━━━ Data records ━━━
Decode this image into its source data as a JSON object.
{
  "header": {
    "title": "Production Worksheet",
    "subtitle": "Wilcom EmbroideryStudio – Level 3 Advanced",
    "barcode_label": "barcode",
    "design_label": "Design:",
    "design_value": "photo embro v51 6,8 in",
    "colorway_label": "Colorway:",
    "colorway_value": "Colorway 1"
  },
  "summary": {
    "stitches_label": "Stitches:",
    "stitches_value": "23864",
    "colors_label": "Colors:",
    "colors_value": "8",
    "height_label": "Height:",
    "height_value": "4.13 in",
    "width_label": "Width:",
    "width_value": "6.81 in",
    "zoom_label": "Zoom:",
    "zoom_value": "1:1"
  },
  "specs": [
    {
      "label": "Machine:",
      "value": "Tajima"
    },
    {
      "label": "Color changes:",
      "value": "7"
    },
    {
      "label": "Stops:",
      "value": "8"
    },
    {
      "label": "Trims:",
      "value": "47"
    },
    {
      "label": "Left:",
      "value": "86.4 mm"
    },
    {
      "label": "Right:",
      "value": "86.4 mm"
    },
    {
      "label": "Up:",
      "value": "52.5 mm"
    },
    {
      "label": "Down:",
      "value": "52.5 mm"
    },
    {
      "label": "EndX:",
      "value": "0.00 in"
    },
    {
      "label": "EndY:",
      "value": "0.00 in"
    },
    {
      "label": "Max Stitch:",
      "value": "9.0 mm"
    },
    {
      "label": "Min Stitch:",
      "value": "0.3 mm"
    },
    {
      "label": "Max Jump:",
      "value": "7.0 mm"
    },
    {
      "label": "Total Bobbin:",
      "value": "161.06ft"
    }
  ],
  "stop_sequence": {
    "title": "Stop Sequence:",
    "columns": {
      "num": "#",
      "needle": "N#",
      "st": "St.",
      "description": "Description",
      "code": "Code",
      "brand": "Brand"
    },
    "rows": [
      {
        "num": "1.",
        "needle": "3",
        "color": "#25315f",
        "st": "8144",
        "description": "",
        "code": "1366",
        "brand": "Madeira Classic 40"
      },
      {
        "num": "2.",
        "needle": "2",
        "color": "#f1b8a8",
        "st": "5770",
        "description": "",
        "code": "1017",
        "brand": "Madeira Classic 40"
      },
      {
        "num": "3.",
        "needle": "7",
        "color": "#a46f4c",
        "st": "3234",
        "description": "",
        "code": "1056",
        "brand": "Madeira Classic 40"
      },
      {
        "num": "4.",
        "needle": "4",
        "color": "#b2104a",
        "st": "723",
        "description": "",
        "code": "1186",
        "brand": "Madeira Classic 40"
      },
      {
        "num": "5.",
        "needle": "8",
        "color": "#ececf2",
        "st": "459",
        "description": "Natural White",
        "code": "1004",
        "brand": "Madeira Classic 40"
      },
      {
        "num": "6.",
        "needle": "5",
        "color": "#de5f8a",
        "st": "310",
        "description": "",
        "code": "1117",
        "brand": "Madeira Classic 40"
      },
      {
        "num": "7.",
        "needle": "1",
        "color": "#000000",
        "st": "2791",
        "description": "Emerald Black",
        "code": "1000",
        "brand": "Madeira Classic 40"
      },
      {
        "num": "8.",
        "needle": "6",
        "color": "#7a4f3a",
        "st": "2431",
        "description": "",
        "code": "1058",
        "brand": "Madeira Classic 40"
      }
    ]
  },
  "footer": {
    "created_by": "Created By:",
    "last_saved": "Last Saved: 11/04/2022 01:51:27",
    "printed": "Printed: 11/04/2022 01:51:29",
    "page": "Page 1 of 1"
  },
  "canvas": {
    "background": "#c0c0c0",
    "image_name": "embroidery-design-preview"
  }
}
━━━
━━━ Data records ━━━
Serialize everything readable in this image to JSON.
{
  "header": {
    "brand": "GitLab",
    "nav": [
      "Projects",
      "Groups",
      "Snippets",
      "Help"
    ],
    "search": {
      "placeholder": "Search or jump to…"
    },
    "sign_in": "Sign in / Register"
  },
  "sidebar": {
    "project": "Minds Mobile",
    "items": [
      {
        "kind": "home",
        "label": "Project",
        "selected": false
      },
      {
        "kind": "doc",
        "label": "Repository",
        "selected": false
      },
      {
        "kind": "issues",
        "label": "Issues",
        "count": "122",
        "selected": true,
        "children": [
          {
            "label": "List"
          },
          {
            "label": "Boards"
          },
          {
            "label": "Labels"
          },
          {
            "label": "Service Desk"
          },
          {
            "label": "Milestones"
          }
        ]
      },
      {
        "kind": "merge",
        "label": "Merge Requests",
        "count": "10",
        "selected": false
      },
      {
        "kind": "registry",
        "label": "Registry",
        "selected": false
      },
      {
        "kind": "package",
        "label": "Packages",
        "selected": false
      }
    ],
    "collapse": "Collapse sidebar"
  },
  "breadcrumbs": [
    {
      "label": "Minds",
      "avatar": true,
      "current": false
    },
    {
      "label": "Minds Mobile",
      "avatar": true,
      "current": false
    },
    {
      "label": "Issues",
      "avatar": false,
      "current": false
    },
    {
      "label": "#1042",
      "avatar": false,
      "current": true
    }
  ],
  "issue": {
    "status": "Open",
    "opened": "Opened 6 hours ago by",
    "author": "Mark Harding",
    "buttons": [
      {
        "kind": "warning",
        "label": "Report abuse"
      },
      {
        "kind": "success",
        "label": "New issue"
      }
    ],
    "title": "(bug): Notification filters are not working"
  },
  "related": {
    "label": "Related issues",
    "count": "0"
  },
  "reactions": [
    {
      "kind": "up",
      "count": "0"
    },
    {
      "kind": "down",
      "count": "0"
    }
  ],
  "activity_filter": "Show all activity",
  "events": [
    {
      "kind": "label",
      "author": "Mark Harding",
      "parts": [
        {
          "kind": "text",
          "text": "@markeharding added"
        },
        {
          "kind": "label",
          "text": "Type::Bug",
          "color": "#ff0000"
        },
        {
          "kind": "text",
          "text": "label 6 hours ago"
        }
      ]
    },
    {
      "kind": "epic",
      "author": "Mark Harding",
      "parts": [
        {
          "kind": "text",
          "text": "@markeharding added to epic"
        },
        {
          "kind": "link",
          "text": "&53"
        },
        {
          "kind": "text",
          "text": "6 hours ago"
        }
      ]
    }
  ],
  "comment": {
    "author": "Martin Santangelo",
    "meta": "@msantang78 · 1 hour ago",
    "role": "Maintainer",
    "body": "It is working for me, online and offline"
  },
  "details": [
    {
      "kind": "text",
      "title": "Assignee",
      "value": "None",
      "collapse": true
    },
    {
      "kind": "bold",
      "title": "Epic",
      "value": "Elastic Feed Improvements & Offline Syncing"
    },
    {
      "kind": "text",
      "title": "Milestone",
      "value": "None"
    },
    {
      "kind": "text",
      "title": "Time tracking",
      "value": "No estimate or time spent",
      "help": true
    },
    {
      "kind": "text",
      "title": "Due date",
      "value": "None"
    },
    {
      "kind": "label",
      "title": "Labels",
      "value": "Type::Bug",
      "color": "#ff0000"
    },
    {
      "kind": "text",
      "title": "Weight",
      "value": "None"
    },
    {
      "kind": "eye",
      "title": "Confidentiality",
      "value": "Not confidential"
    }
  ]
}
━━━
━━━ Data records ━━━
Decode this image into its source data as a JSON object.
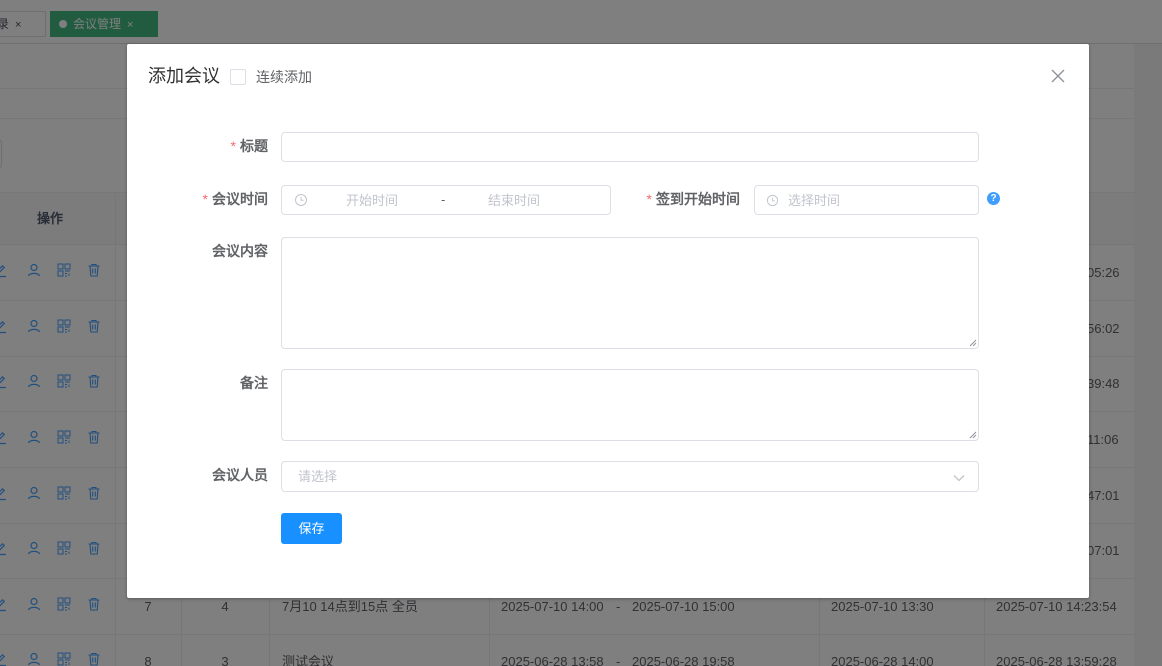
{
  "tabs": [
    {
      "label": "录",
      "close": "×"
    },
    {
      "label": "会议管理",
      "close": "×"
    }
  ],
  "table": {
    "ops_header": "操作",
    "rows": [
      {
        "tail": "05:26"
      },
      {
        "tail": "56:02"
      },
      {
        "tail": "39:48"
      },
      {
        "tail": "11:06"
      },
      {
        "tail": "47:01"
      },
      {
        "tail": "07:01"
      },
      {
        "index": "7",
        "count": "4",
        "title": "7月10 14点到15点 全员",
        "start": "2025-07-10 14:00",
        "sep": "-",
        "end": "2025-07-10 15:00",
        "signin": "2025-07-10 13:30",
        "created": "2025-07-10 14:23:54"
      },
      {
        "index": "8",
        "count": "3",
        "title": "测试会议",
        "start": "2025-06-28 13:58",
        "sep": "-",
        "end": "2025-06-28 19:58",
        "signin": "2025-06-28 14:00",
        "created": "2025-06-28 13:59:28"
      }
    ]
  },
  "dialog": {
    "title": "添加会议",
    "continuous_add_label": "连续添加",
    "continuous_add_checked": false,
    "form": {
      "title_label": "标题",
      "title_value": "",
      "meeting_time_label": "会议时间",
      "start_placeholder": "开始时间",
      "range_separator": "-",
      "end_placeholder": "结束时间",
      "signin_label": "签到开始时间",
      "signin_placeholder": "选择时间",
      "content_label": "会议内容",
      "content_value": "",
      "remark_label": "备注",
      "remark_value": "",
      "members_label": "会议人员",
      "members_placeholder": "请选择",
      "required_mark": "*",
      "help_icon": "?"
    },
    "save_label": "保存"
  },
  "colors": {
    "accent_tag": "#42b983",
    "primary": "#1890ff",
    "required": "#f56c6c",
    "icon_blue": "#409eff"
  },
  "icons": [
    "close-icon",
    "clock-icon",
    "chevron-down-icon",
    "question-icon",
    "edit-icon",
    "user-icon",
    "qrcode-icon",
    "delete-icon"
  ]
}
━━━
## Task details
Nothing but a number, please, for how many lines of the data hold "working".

## Expected answer
2